(Records drawn from a dataset)
☆ ☆ ☆ ☆

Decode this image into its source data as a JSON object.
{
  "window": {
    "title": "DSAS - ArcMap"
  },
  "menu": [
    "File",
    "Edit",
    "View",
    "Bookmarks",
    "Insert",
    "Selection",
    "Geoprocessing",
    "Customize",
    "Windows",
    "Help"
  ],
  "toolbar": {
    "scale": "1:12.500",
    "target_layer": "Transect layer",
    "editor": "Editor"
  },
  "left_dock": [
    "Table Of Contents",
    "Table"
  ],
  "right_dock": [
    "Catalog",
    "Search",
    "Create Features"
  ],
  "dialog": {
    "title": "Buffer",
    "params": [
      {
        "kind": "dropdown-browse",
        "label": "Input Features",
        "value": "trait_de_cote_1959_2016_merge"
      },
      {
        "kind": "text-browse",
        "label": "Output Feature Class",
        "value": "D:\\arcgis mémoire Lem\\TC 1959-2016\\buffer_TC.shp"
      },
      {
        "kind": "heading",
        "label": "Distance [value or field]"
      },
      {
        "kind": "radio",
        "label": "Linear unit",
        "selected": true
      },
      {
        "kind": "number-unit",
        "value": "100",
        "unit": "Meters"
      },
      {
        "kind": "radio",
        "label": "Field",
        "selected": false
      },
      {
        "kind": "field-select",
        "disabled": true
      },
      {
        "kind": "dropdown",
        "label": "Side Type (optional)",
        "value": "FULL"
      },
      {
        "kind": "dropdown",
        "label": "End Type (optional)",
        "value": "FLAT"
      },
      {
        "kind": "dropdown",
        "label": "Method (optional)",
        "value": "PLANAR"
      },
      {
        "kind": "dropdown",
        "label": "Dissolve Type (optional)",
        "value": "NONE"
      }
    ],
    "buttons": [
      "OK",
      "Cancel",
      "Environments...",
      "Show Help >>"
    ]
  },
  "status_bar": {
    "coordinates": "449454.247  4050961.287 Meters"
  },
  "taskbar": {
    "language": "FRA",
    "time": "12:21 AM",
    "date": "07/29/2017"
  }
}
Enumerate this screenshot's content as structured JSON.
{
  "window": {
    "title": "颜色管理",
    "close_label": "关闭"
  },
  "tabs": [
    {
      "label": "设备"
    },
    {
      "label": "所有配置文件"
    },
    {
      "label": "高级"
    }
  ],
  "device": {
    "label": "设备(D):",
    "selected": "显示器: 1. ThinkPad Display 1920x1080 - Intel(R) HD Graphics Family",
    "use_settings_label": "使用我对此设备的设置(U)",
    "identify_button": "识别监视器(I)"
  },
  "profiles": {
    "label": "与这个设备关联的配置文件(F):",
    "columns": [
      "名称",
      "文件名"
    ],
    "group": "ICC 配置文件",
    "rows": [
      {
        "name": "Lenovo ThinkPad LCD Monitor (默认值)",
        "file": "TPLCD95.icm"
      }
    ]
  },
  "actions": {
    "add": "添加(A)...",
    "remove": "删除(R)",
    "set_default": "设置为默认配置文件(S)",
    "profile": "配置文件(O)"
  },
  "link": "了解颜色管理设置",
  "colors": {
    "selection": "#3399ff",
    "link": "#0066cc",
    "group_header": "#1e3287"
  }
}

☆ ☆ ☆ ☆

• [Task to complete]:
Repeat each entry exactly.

• [Your response]:
Decode this image into its source data as a JSON object.
{
  "window": {
    "title": "DSAS - ArcMap"
  },
  "menu": [
    "File",
    "Edit",
    "View",
    "Bookmarks",
    "Insert",
    "Selection",
    "Geoprocessing",
    "Customize",
    "Windows",
    "Help"
  ],
  "toolbar": {
    "scale": "1:12.500",
    "target_layer": "Transect layer",
    "editor": "Editor"
  },
  "left_dock": [
    "Table Of Contents",
    "Table"
  ],
  "right_dock": [
    "Catalog",
    "Search",
    "Create Features"
  ],
  "dialog": {
    "title": "Buffer",
    "params": [
      {
        "kind": "dropdown-browse",
        "label": "Input Features",
        "value": "trait_de_cote_1959_2016_merge"
      },
      {
        "kind": "text-browse",
        "label": "Output Feature Class",
        "value": "D:\\arcgis mémoire Lem\\TC 1959-2016\\buffer_TC.shp"
      },
      {
        "kind": "heading",
        "label": "Distance [value or field]"
      },
      {
        "kind": "radio",
        "label": "Linear unit",
        "selected": true
      },
      {
        "kind": "number-unit",
        "value": "100",
        "unit": "Meters"
      },
      {
        "kind": "radio",
        "label": "Field",
        "selected": false
      },
      {
        "kind": "field-select",
        "disabled": true
      },
      {
        "kind": "dropdown",
        "label": "Side Type (optional)",
        "value": "FULL"
      },
      {
        "kind": "dropdown",
        "label": "End Type (optional)",
        "value": "FLAT"
      },
      {
        "kind": "dropdown",
        "label": "Method (optional)",
        "value": "PLANAR"
      },
      {
        "kind": "dropdown",
        "label": "Dissolve Type (optional)",
        "value": "NONE"
      }
    ],
    "buttons": [
      "OK",
      "Cancel",
      "Environments...",
      "Show Help >>"
    ]
  },
  "status_bar": {
    "coordinates": "449454.247  4050961.287 Meters"
  },
  "taskbar": {
    "language": "FRA",
    "time": "12:21 AM",
    "date": "07/29/2017"
  }
}
Enumerate this screenshot's content as structured JSON.
{
  "window": {
    "title": "颜色管理",
    "close_label": "关闭"
  },
  "tabs": [
    {
      "label": "设备"
    },
    {
      "label": "所有配置文件"
    },
    {
      "label": "高级"
    }
  ],
  "device": {
    "label": "设备(D):",
    "selected": "显示器: 1. ThinkPad Display 1920x1080 - Intel(R) HD Graphics Family",
    "use_settings_label": "使用我对此设备的设置(U)",
    "identify_button": "识别监视器(I)"
  },
  "profiles": {
    "label": "与这个设备关联的配置文件(F):",
    "columns": [
      "名称",
      "文件名"
    ],
    "group": "ICC 配置文件",
    "rows": [
      {
        "name": "Lenovo ThinkPad LCD Monitor (默认值)",
        "file": "TPLCD95.icm"
      }
    ]
  },
  "actions": {
    "add": "添加(A)...",
    "remove": "删除(R)",
    "set_default": "设置为默认配置文件(S)",
    "profile": "配置文件(O)"
  },
  "link": "了解颜色管理设置",
  "colors": {
    "selection": "#3399ff",
    "link": "#0066cc",
    "group_header": "#1e3287"
  }
}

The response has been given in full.